Under "Calculate Additional Advanced Committers", you can calculate how many more additional seats will be used if you enable GitHub Advanced Security for specific organizations and repositories. Under "Organizations and Repositories", enter or paste a list of organizations and repositories, with one organization or repository per line.
The result is the number of additional seats that would be used if you enabled GitHub Advanced Security for those organizations and repositories.
For more information about billing for Advanced Security, see "About billing for Advanced Security."
Refer to this section of the site admin dashboard to manage organizations, people, policies, and settings.
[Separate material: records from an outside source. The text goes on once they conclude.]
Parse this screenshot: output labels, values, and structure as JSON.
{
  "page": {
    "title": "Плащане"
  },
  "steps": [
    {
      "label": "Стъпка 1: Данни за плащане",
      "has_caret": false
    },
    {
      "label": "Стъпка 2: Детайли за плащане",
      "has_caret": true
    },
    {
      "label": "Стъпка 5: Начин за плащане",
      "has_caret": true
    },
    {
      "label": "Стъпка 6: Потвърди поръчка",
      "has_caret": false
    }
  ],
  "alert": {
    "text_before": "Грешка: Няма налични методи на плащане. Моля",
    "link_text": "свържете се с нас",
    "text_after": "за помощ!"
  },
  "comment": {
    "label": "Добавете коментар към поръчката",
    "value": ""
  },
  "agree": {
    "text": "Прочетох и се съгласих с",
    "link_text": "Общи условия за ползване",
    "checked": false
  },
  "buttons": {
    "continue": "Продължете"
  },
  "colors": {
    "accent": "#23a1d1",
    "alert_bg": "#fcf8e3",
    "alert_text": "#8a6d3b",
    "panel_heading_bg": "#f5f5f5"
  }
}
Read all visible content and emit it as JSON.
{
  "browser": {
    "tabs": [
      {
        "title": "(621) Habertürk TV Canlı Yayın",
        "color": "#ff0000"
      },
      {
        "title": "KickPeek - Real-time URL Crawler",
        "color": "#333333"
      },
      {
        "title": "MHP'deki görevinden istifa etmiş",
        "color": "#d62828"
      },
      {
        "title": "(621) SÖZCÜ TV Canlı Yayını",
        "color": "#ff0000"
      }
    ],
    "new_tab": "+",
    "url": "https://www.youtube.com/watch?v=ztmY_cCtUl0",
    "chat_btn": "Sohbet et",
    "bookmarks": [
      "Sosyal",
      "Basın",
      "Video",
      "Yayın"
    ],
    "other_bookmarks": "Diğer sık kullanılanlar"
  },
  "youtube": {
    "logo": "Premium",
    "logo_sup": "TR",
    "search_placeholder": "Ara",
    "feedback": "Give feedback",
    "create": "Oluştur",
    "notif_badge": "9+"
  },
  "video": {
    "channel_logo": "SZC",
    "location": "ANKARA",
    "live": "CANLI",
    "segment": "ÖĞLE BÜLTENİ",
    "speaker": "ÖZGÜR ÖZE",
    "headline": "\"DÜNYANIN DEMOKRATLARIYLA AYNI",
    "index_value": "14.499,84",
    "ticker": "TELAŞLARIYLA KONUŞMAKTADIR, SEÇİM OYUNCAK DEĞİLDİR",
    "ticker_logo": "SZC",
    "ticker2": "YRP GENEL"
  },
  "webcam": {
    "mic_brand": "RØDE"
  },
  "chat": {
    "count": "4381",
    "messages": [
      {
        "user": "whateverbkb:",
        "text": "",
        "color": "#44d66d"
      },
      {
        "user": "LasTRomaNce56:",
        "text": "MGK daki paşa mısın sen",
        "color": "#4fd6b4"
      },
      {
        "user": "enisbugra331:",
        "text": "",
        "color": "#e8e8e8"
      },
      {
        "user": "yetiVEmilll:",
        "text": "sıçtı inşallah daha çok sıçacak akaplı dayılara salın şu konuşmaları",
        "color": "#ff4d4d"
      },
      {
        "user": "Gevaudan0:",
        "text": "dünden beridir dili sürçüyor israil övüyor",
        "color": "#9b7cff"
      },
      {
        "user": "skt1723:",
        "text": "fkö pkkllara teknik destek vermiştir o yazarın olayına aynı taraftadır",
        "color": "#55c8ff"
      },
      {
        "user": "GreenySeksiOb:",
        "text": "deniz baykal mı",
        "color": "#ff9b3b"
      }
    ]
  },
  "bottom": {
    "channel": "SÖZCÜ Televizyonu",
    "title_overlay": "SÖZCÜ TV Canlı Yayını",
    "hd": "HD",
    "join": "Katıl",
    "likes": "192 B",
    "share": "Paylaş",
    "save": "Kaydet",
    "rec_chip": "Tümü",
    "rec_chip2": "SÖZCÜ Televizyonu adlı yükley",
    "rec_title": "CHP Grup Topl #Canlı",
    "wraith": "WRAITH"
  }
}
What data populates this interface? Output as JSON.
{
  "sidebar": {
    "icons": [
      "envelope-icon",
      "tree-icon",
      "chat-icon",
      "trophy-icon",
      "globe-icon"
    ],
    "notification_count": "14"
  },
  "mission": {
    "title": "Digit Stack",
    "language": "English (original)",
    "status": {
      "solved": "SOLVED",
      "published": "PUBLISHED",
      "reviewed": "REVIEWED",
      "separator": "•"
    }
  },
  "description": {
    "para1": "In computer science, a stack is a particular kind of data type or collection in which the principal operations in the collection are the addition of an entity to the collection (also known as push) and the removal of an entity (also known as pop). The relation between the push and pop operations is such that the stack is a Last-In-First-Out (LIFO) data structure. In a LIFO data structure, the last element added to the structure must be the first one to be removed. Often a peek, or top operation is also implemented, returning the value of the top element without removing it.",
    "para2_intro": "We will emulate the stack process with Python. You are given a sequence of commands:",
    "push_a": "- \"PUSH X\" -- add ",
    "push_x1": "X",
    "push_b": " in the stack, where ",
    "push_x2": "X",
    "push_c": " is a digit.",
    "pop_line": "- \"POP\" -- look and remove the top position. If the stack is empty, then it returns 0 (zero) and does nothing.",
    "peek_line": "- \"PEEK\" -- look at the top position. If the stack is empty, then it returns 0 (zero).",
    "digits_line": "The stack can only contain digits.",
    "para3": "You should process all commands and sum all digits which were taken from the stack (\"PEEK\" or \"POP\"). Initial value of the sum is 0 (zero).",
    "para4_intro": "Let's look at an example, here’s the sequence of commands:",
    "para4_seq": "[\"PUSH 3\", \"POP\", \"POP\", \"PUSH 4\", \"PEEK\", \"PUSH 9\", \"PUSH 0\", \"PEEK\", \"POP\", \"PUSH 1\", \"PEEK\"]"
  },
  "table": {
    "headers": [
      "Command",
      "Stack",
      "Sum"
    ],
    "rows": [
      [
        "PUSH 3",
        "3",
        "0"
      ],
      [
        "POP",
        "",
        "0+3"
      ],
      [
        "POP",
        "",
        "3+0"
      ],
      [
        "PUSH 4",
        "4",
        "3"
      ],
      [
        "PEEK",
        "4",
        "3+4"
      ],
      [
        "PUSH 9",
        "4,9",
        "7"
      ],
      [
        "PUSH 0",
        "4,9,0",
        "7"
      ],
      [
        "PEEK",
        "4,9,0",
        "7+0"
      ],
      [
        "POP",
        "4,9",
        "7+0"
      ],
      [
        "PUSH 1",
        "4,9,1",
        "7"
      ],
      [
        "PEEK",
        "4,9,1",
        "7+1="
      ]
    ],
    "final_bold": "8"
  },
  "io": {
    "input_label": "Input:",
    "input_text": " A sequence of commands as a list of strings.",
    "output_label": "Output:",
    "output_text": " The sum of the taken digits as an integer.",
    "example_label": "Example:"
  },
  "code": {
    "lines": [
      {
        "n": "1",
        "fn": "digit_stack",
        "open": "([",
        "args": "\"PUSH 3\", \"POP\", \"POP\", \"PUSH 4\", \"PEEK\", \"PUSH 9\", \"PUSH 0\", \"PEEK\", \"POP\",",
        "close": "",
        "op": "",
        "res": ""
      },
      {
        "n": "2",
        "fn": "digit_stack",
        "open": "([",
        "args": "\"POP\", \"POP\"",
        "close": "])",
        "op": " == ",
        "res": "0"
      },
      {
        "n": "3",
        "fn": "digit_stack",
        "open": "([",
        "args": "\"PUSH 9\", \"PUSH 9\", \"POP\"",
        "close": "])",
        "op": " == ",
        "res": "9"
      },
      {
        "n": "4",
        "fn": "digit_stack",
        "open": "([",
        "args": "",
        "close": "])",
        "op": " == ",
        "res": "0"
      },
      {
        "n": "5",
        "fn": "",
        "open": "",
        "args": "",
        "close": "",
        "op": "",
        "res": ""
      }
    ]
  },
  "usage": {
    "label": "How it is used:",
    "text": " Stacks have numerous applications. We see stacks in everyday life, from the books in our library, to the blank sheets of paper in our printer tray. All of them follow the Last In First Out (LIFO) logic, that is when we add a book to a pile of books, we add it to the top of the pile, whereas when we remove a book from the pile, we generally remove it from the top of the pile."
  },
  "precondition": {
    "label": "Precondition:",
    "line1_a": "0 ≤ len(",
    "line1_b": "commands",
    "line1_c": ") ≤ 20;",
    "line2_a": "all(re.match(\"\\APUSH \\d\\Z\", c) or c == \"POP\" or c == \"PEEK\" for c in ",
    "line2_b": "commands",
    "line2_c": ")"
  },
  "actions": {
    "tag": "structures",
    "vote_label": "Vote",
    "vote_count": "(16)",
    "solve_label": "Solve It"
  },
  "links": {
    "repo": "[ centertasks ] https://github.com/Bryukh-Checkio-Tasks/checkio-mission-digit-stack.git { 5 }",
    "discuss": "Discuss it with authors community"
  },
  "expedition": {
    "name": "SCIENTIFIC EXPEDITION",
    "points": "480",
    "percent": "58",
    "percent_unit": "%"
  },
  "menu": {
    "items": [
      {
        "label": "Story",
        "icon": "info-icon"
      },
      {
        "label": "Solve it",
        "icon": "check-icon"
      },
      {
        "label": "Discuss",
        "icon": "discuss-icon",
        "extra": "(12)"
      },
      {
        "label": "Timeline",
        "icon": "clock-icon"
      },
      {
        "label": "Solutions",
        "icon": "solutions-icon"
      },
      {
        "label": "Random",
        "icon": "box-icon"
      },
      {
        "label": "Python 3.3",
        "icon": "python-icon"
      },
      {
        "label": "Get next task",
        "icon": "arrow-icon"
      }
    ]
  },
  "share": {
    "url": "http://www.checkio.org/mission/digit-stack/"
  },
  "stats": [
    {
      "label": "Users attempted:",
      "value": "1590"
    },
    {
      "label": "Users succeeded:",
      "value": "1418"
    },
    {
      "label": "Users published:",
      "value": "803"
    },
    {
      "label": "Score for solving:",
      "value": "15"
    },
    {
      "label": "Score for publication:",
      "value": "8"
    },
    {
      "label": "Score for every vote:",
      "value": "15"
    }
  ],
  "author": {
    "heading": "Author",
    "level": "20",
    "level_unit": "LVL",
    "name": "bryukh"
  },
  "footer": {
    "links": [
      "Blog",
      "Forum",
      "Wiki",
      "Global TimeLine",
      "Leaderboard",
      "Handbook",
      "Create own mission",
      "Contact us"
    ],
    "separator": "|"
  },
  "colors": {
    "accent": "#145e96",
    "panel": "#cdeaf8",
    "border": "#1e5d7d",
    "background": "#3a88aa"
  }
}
This is a list of the repositories on your GitHub Enterprise Server instance. You can click on a repository name and access functions for administering the repository.
- Blocking force pushes to a repository
- Configuring Git Large File Storage
- Archiving and unarchiving repositories
Here you can see all of the users on your GitHub Enterprise Server instance, and initiate an SSH key audit.
Here you can see all of the administrators on your GitHub Enterprise Server instance, and initiate an SSH key audit.
Here you can see and suspend all of the inactive users on your GitHub Enterprise Server instance. A user account is considered to be inactive ("dormant") when it:
- Has existed for longer than the dormancy threshold that's set for your GitHub Enterprise Server instance.
- Has not generated any activity within that time period.
- Is not a site administrator.
The dormancy threshold is the length of time a user must be inactive to be considered dormant. The default dormancy threshold is 90 days, however you can customize the dormancy threshold for your GitHub Enterprise Server instance. For more information, see "Managing dormant users."
Here you can see all of the users who have been suspended on your GitHub Enterprise Server instance, and initiate an SSH key audit.